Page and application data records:
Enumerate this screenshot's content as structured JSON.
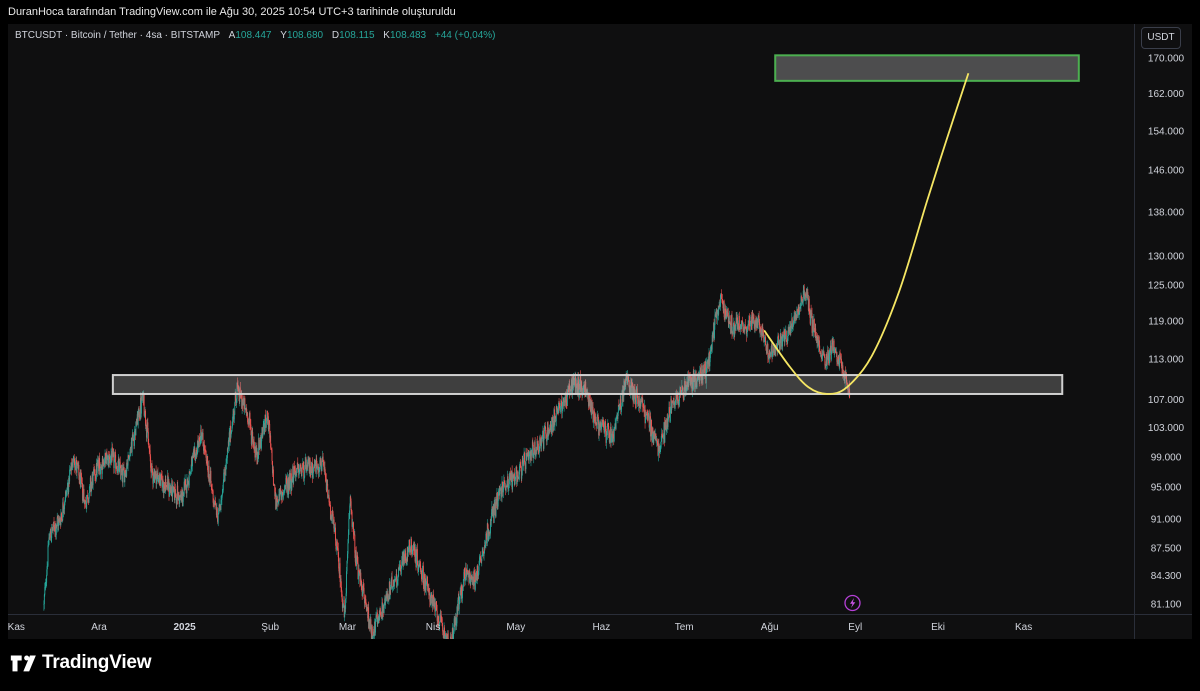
{
  "header": {
    "text": "DuranHoca tarafından TradingView.com ile Ağu 30, 2025 10:54 UTC+3 tarihinde oluşturuldu"
  },
  "symbol_line": {
    "name": "BTCUSDT · Bitcoin / Tether · 4sa · BITSTAMP",
    "open_label": "A",
    "open_value": "108.447",
    "high_label": "Y",
    "high_value": "108.680",
    "low_label": "D",
    "low_value": "108.115",
    "close_label": "K",
    "close_value": "108.483",
    "change": "+44 (+0,04%)"
  },
  "currency_button": "USDT",
  "brand": {
    "name": "TradingView"
  },
  "colors": {
    "background": "#0f0f10",
    "up_candle": "#26a69a",
    "down_candle": "#ef5350",
    "support_zone_border": "#d0d0d0",
    "target_zone_border": "#4caf50",
    "projection_curve": "#f5e663",
    "axis_text": "#d1d4dc"
  },
  "chart_data": {
    "type": "candlestick",
    "title": "BTCUSDT · Bitcoin / Tether · 4sa · BITSTAMP",
    "y_scale": "log",
    "ylim": [
      80000,
      178000
    ],
    "y_ticks": [
      170000,
      162000,
      154000,
      146000,
      138000,
      130000,
      125000,
      119000,
      113000,
      107000,
      103000,
      99000,
      95000,
      91000,
      87500,
      84300,
      81100
    ],
    "y_tick_labels": [
      "170.000",
      "162.000",
      "154.000",
      "146.000",
      "138.000",
      "130.000",
      "125.000",
      "119.000",
      "113.000",
      "107.000",
      "103.000",
      "99.000",
      "95.000",
      "91.000",
      "87.500",
      "84.300",
      "81.100"
    ],
    "x_tick_labels": [
      "Kas",
      "Ara",
      "2025",
      "Şub",
      "Mar",
      "Nis",
      "May",
      "Haz",
      "Tem",
      "Ağu",
      "Eyl",
      "Eki",
      "Kas"
    ],
    "x_tick_dates": [
      "2024-11-01",
      "2024-12-01",
      "2025-01-01",
      "2025-02-01",
      "2025-03-01",
      "2025-04-01",
      "2025-05-01",
      "2025-06-01",
      "2025-07-01",
      "2025-08-01",
      "2025-09-01",
      "2025-10-01",
      "2025-11-01"
    ],
    "x_range": [
      "2024-10-29",
      "2025-12-11"
    ],
    "price_path": [
      [
        "2024-11-11",
        81000
      ],
      [
        "2024-11-13",
        89000
      ],
      [
        "2024-11-17",
        91000
      ],
      [
        "2024-11-22",
        99000
      ],
      [
        "2024-11-26",
        93000
      ],
      [
        "2024-11-30",
        97500
      ],
      [
        "2024-12-05",
        99000
      ],
      [
        "2024-12-10",
        96500
      ],
      [
        "2024-12-17",
        107500
      ],
      [
        "2024-12-20",
        97000
      ],
      [
        "2024-12-26",
        95000
      ],
      [
        "2024-12-31",
        93500
      ],
      [
        "2025-01-07",
        102000
      ],
      [
        "2025-01-13",
        91000
      ],
      [
        "2025-01-20",
        108500
      ],
      [
        "2025-01-24",
        104500
      ],
      [
        "2025-01-27",
        99000
      ],
      [
        "2025-01-31",
        105000
      ],
      [
        "2025-02-03",
        93000
      ],
      [
        "2025-02-10",
        97000
      ],
      [
        "2025-02-20",
        98000
      ],
      [
        "2025-02-25",
        88000
      ],
      [
        "2025-02-28",
        79500
      ],
      [
        "2025-03-02",
        94000
      ],
      [
        "2025-03-04",
        86000
      ],
      [
        "2025-03-10",
        78000
      ],
      [
        "2025-03-17",
        83000
      ],
      [
        "2025-03-24",
        88000
      ],
      [
        "2025-03-31",
        82000
      ],
      [
        "2025-04-07",
        76500
      ],
      [
        "2025-04-13",
        85000
      ],
      [
        "2025-04-16",
        83500
      ],
      [
        "2025-04-22",
        91000
      ],
      [
        "2025-04-26",
        95000
      ],
      [
        "2025-05-01",
        96500
      ],
      [
        "2025-05-08",
        100000
      ],
      [
        "2025-05-14",
        103500
      ],
      [
        "2025-05-22",
        109500
      ],
      [
        "2025-05-26",
        108500
      ],
      [
        "2025-05-30",
        104000
      ],
      [
        "2025-06-05",
        101500
      ],
      [
        "2025-06-10",
        110000
      ],
      [
        "2025-06-16",
        106000
      ],
      [
        "2025-06-22",
        100000
      ],
      [
        "2025-06-27",
        107000
      ],
      [
        "2025-07-03",
        109500
      ],
      [
        "2025-07-09",
        111000
      ],
      [
        "2025-07-14",
        122500
      ],
      [
        "2025-07-18",
        118500
      ],
      [
        "2025-07-23",
        118000
      ],
      [
        "2025-07-28",
        119000
      ],
      [
        "2025-08-01",
        113500
      ],
      [
        "2025-08-07",
        116500
      ],
      [
        "2025-08-11",
        121000
      ],
      [
        "2025-08-14",
        124000
      ],
      [
        "2025-08-17",
        117500
      ],
      [
        "2025-08-21",
        113000
      ],
      [
        "2025-08-24",
        115000
      ],
      [
        "2025-08-30",
        108483
      ]
    ],
    "support_zone": {
      "price_low": 107800,
      "price_high": 110600,
      "from": "2024-12-06",
      "to": "2025-11-15"
    },
    "target_zone": {
      "price_low": 164800,
      "price_high": 170600,
      "from": "2025-08-03",
      "to": "2025-11-21"
    },
    "projection_curve": [
      [
        "2025-07-30",
        117500
      ],
      [
        "2025-08-08",
        112000
      ],
      [
        "2025-08-15",
        108800
      ],
      [
        "2025-08-22",
        107800
      ],
      [
        "2025-08-29",
        108800
      ],
      [
        "2025-09-07",
        113500
      ],
      [
        "2025-09-17",
        124000
      ],
      [
        "2025-09-27",
        140000
      ],
      [
        "2025-10-04",
        152000
      ],
      [
        "2025-10-12",
        166500
      ]
    ],
    "markers": [
      {
        "date": "2025-08-31",
        "icon": "lightning-icon"
      }
    ]
  }
}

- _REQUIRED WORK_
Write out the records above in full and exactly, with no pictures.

- _TASK RESULT_
Enumerate this screenshot's content as structured JSON.
{
  "header": {
    "text": "DuranHoca tarafından TradingView.com ile Ağu 30, 2025 10:54 UTC+3 tarihinde oluşturuldu"
  },
  "symbol_line": {
    "name": "BTCUSDT · Bitcoin / Tether · 4sa · BITSTAMP",
    "open_label": "A",
    "open_value": "108.447",
    "high_label": "Y",
    "high_value": "108.680",
    "low_label": "D",
    "low_value": "108.115",
    "close_label": "K",
    "close_value": "108.483",
    "change": "+44 (+0,04%)"
  },
  "currency_button": "USDT",
  "brand": {
    "name": "TradingView"
  },
  "colors": {
    "background": "#0f0f10",
    "up_candle": "#26a69a",
    "down_candle": "#ef5350",
    "support_zone_border": "#d0d0d0",
    "target_zone_border": "#4caf50",
    "projection_curve": "#f5e663",
    "axis_text": "#d1d4dc"
  },
  "chart_data": {
    "type": "candlestick",
    "title": "BTCUSDT · Bitcoin / Tether · 4sa · BITSTAMP",
    "y_scale": "log",
    "ylim": [
      80000,
      178000
    ],
    "y_ticks": [
      170000,
      162000,
      154000,
      146000,
      138000,
      130000,
      125000,
      119000,
      113000,
      107000,
      103000,
      99000,
      95000,
      91000,
      87500,
      84300,
      81100
    ],
    "y_tick_labels": [
      "170.000",
      "162.000",
      "154.000",
      "146.000",
      "138.000",
      "130.000",
      "125.000",
      "119.000",
      "113.000",
      "107.000",
      "103.000",
      "99.000",
      "95.000",
      "91.000",
      "87.500",
      "84.300",
      "81.100"
    ],
    "x_tick_labels": [
      "Kas",
      "Ara",
      "2025",
      "Şub",
      "Mar",
      "Nis",
      "May",
      "Haz",
      "Tem",
      "Ağu",
      "Eyl",
      "Eki",
      "Kas"
    ],
    "x_tick_dates": [
      "2024-11-01",
      "2024-12-01",
      "2025-01-01",
      "2025-02-01",
      "2025-03-01",
      "2025-04-01",
      "2025-05-01",
      "2025-06-01",
      "2025-07-01",
      "2025-08-01",
      "2025-09-01",
      "2025-10-01",
      "2025-11-01"
    ],
    "x_range": [
      "2024-10-29",
      "2025-12-11"
    ],
    "price_path": [
      [
        "2024-11-11",
        81000
      ],
      [
        "2024-11-13",
        89000
      ],
      [
        "2024-11-17",
        91000
      ],
      [
        "2024-11-22",
        99000
      ],
      [
        "2024-11-26",
        93000
      ],
      [
        "2024-11-30",
        97500
      ],
      [
        "2024-12-05",
        99000
      ],
      [
        "2024-12-10",
        96500
      ],
      [
        "2024-12-17",
        107500
      ],
      [
        "2024-12-20",
        97000
      ],
      [
        "2024-12-26",
        95000
      ],
      [
        "2024-12-31",
        93500
      ],
      [
        "2025-01-07",
        102000
      ],
      [
        "2025-01-13",
        91000
      ],
      [
        "2025-01-20",
        108500
      ],
      [
        "2025-01-24",
        104500
      ],
      [
        "2025-01-27",
        99000
      ],
      [
        "2025-01-31",
        105000
      ],
      [
        "2025-02-03",
        93000
      ],
      [
        "2025-02-10",
        97000
      ],
      [
        "2025-02-20",
        98000
      ],
      [
        "2025-02-25",
        88000
      ],
      [
        "2025-02-28",
        79500
      ],
      [
        "2025-03-02",
        94000
      ],
      [
        "2025-03-04",
        86000
      ],
      [
        "2025-03-10",
        78000
      ],
      [
        "2025-03-17",
        83000
      ],
      [
        "2025-03-24",
        88000
      ],
      [
        "2025-03-31",
        82000
      ],
      [
        "2025-04-07",
        76500
      ],
      [
        "2025-04-13",
        85000
      ],
      [
        "2025-04-16",
        83500
      ],
      [
        "2025-04-22",
        91000
      ],
      [
        "2025-04-26",
        95000
      ],
      [
        "2025-05-01",
        96500
      ],
      [
        "2025-05-08",
        100000
      ],
      [
        "2025-05-14",
        103500
      ],
      [
        "2025-05-22",
        109500
      ],
      [
        "2025-05-26",
        108500
      ],
      [
        "2025-05-30",
        104000
      ],
      [
        "2025-06-05",
        101500
      ],
      [
        "2025-06-10",
        110000
      ],
      [
        "2025-06-16",
        106000
      ],
      [
        "2025-06-22",
        100000
      ],
      [
        "2025-06-27",
        107000
      ],
      [
        "2025-07-03",
        109500
      ],
      [
        "2025-07-09",
        111000
      ],
      [
        "2025-07-14",
        122500
      ],
      [
        "2025-07-18",
        118500
      ],
      [
        "2025-07-23",
        118000
      ],
      [
        "2025-07-28",
        119000
      ],
      [
        "2025-08-01",
        113500
      ],
      [
        "2025-08-07",
        116500
      ],
      [
        "2025-08-11",
        121000
      ],
      [
        "2025-08-14",
        124000
      ],
      [
        "2025-08-17",
        117500
      ],
      [
        "2025-08-21",
        113000
      ],
      [
        "2025-08-24",
        115000
      ],
      [
        "2025-08-30",
        108483
      ]
    ],
    "support_zone": {
      "price_low": 107800,
      "price_high": 110600,
      "from": "2024-12-06",
      "to": "2025-11-15"
    },
    "target_zone": {
      "price_low": 164800,
      "price_high": 170600,
      "from": "2025-08-03",
      "to": "2025-11-21"
    },
    "projection_curve": [
      [
        "2025-07-30",
        117500
      ],
      [
        "2025-08-08",
        112000
      ],
      [
        "2025-08-15",
        108800
      ],
      [
        "2025-08-22",
        107800
      ],
      [
        "2025-08-29",
        108800
      ],
      [
        "2025-09-07",
        113500
      ],
      [
        "2025-09-17",
        124000
      ],
      [
        "2025-09-27",
        140000
      ],
      [
        "2025-10-04",
        152000
      ],
      [
        "2025-10-12",
        166500
      ]
    ],
    "markers": [
      {
        "date": "2025-08-31",
        "icon": "lightning-icon"
      }
    ]
  }
}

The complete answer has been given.